/---

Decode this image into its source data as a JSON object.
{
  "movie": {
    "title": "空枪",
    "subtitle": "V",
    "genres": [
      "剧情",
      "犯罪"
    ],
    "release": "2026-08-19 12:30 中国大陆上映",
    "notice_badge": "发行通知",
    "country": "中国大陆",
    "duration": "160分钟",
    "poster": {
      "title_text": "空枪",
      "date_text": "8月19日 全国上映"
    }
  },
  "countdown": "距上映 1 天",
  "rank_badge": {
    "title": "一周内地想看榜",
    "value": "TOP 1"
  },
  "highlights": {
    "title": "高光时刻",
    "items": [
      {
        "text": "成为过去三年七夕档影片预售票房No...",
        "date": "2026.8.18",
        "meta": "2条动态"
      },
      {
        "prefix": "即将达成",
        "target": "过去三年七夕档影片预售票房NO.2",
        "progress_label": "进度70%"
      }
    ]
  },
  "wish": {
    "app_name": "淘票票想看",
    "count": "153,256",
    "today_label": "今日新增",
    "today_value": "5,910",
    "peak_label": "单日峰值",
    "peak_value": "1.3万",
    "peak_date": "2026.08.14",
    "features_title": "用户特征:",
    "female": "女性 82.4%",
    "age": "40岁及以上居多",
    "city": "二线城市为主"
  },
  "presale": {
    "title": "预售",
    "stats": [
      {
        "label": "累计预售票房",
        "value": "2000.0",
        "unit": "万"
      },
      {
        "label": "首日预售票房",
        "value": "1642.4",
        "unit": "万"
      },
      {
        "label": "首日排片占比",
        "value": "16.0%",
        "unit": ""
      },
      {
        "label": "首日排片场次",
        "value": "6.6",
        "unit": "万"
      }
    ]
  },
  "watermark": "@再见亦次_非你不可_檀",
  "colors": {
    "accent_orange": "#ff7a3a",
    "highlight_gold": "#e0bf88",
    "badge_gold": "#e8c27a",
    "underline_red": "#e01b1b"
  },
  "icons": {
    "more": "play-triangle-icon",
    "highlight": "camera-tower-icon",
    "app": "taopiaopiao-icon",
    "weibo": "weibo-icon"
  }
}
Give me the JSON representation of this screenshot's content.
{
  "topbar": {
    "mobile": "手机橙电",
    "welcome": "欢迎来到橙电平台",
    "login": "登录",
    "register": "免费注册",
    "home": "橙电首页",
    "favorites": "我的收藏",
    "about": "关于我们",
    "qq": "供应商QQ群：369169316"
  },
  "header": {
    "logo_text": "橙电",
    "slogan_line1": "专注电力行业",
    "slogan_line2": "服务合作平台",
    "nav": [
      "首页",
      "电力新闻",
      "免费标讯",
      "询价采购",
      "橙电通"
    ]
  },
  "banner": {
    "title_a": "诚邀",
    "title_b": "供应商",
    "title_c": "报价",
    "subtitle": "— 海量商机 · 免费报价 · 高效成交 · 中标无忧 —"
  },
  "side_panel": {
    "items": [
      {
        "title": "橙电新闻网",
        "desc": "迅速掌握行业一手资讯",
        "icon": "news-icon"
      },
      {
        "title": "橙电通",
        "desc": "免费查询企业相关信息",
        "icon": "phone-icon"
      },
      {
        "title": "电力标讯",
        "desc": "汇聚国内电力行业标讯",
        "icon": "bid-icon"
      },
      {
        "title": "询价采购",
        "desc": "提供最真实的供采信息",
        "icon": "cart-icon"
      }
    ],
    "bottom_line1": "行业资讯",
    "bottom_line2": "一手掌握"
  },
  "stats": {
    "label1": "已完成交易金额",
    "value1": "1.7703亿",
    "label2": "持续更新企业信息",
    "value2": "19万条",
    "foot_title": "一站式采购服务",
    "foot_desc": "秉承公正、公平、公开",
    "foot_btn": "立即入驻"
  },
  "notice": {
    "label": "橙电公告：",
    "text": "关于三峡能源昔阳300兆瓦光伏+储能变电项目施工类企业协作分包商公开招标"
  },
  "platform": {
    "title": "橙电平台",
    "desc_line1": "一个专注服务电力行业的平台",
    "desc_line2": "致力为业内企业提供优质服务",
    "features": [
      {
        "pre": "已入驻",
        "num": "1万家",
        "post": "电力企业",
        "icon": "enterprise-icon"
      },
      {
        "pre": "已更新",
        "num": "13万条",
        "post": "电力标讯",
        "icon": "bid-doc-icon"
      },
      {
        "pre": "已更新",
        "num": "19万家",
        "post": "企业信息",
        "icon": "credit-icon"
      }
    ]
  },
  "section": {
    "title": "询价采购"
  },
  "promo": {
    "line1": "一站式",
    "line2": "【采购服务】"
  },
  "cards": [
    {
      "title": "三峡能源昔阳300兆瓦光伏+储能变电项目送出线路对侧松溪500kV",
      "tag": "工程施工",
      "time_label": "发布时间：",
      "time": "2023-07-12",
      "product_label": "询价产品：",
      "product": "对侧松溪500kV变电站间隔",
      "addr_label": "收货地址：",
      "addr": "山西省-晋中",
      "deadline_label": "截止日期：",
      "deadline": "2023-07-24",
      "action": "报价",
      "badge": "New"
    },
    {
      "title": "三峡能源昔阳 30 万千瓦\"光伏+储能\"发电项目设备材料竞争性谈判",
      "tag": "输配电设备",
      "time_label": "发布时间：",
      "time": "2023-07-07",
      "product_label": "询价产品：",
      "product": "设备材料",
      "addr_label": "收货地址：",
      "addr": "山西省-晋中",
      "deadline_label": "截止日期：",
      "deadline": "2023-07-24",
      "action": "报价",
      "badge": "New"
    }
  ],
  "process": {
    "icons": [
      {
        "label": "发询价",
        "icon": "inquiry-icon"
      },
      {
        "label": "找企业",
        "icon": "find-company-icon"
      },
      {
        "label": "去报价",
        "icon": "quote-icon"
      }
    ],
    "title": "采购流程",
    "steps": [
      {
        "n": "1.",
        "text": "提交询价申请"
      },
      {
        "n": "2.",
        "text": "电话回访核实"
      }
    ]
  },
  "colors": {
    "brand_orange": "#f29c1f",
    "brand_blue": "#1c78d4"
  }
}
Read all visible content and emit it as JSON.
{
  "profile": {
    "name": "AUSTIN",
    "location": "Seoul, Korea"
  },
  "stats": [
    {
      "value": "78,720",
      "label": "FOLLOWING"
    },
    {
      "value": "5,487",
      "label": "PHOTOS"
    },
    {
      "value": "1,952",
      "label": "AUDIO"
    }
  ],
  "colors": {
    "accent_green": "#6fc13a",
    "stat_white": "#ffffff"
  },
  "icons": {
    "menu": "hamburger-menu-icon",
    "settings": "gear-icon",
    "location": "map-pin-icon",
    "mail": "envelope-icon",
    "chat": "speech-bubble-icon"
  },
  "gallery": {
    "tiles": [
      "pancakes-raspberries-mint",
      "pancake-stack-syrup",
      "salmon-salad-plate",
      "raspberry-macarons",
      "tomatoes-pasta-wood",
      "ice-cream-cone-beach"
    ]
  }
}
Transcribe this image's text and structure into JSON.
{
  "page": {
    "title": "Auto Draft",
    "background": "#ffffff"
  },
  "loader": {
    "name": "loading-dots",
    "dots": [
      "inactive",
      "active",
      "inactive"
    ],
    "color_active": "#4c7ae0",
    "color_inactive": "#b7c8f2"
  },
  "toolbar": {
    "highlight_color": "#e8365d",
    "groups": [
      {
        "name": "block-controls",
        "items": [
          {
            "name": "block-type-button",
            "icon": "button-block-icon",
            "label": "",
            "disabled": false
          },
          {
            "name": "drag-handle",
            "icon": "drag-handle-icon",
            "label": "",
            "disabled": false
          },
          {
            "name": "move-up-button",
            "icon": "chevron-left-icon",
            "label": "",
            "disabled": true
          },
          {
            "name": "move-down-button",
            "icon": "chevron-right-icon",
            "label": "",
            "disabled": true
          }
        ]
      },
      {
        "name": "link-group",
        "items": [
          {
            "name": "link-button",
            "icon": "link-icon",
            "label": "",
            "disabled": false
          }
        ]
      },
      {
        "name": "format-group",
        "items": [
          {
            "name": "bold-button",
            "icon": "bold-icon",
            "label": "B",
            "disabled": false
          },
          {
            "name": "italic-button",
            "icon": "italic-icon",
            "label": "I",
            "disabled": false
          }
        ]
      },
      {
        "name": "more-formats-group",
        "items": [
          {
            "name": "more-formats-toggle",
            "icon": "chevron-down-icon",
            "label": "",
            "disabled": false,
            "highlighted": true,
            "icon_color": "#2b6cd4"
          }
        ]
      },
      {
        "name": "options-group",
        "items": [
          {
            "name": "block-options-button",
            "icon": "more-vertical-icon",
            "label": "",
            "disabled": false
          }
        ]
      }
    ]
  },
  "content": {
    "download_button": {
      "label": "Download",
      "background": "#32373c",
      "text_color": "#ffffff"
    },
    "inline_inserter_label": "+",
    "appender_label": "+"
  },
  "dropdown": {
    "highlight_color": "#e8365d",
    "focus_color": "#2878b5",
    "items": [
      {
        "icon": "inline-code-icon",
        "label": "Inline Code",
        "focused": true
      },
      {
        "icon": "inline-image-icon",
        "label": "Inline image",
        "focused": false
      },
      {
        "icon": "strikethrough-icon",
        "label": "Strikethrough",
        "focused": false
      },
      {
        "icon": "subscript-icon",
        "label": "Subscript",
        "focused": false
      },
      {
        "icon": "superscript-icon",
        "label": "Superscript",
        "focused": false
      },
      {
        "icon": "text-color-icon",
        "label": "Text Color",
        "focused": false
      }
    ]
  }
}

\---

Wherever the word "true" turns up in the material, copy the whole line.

            "disabled": true
            "disabled": true
            "highlighted": true,
        "focused": true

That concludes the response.